▶ _MATERIAL TO PROCESS_:

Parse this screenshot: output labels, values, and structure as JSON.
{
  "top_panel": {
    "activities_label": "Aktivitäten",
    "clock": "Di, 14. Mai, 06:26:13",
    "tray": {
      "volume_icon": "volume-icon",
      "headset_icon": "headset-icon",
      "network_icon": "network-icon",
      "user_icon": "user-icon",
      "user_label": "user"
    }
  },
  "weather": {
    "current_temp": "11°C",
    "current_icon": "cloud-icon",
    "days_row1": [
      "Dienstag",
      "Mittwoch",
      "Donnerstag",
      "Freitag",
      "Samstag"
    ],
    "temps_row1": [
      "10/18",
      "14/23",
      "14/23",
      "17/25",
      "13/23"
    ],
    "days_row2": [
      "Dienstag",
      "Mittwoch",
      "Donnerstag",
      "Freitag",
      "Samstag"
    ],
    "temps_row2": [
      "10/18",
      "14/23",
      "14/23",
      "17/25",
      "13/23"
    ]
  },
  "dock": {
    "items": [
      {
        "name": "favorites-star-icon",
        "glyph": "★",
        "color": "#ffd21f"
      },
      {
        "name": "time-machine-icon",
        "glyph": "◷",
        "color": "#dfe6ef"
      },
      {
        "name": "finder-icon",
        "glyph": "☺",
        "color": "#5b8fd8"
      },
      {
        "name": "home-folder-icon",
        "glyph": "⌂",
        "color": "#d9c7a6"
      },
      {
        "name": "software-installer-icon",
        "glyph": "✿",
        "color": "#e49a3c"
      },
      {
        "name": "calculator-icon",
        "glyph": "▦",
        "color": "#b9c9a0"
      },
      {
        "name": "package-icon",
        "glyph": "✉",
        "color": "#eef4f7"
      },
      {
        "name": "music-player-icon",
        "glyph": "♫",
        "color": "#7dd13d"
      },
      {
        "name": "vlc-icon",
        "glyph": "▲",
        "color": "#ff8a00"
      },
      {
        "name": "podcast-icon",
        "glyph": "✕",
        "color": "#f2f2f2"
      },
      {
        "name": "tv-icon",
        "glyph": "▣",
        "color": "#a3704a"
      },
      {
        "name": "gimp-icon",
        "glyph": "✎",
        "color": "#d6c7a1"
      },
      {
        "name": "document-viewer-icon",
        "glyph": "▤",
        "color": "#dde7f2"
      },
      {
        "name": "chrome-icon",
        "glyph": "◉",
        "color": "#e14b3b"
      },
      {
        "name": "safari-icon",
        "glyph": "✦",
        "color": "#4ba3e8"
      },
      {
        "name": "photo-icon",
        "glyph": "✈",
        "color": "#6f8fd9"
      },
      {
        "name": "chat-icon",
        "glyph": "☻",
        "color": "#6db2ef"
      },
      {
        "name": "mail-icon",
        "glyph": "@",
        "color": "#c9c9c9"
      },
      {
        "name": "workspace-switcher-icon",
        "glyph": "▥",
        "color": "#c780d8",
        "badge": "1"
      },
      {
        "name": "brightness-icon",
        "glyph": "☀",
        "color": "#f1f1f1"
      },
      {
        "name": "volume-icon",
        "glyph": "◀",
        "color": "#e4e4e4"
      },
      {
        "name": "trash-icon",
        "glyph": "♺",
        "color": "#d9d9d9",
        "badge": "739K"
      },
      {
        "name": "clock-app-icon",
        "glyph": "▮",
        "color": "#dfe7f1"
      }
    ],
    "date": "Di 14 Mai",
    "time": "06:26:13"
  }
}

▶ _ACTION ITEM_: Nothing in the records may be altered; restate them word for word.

▶ _ANSWER_:
Parse this screenshot: output labels, values, and structure as JSON.
{
  "top_panel": {
    "activities_label": "Aktivitäten",
    "clock": "Di, 14. Mai, 06:26:13",
    "tray": {
      "volume_icon": "volume-icon",
      "headset_icon": "headset-icon",
      "network_icon": "network-icon",
      "user_icon": "user-icon",
      "user_label": "user"
    }
  },
  "weather": {
    "current_temp": "11°C",
    "current_icon": "cloud-icon",
    "days_row1": [
      "Dienstag",
      "Mittwoch",
      "Donnerstag",
      "Freitag",
      "Samstag"
    ],
    "temps_row1": [
      "10/18",
      "14/23",
      "14/23",
      "17/25",
      "13/23"
    ],
    "days_row2": [
      "Dienstag",
      "Mittwoch",
      "Donnerstag",
      "Freitag",
      "Samstag"
    ],
    "temps_row2": [
      "10/18",
      "14/23",
      "14/23",
      "17/25",
      "13/23"
    ]
  },
  "dock": {
    "items": [
      {
        "name": "favorites-star-icon",
        "glyph": "★",
        "color": "#ffd21f"
      },
      {
        "name": "time-machine-icon",
        "glyph": "◷",
        "color": "#dfe6ef"
      },
      {
        "name": "finder-icon",
        "glyph": "☺",
        "color": "#5b8fd8"
      },
      {
        "name": "home-folder-icon",
        "glyph": "⌂",
        "color": "#d9c7a6"
      },
      {
        "name": "software-installer-icon",
        "glyph": "✿",
        "color": "#e49a3c"
      },
      {
        "name": "calculator-icon",
        "glyph": "▦",
        "color": "#b9c9a0"
      },
      {
        "name": "package-icon",
        "glyph": "✉",
        "color": "#eef4f7"
      },
      {
        "name": "music-player-icon",
        "glyph": "♫",
        "color": "#7dd13d"
      },
      {
        "name": "vlc-icon",
        "glyph": "▲",
        "color": "#ff8a00"
      },
      {
        "name": "podcast-icon",
        "glyph": "✕",
        "color": "#f2f2f2"
      },
      {
        "name": "tv-icon",
        "glyph": "▣",
        "color": "#a3704a"
      },
      {
        "name": "gimp-icon",
        "glyph": "✎",
        "color": "#d6c7a1"
      },
      {
        "name": "document-viewer-icon",
        "glyph": "▤",
        "color": "#dde7f2"
      },
      {
        "name": "chrome-icon",
        "glyph": "◉",
        "color": "#e14b3b"
      },
      {
        "name": "safari-icon",
        "glyph": "✦",
        "color": "#4ba3e8"
      },
      {
        "name": "photo-icon",
        "glyph": "✈",
        "color": "#6f8fd9"
      },
      {
        "name": "chat-icon",
        "glyph": "☻",
        "color": "#6db2ef"
      },
      {
        "name": "mail-icon",
        "glyph": "@",
        "color": "#c9c9c9"
      },
      {
        "name": "workspace-switcher-icon",
        "glyph": "▥",
        "color": "#c780d8",
        "badge": "1"
      },
      {
        "name": "brightness-icon",
        "glyph": "☀",
        "color": "#f1f1f1"
      },
      {
        "name": "volume-icon",
        "glyph": "◀",
        "color": "#e4e4e4"
      },
      {
        "name": "trash-icon",
        "glyph": "♺",
        "color": "#d9d9d9",
        "badge": "739K"
      },
      {
        "name": "clock-app-icon",
        "glyph": "▮",
        "color": "#dfe7f1"
      }
    ],
    "date": "Di 14 Mai",
    "time": "06:26:13"
  }
}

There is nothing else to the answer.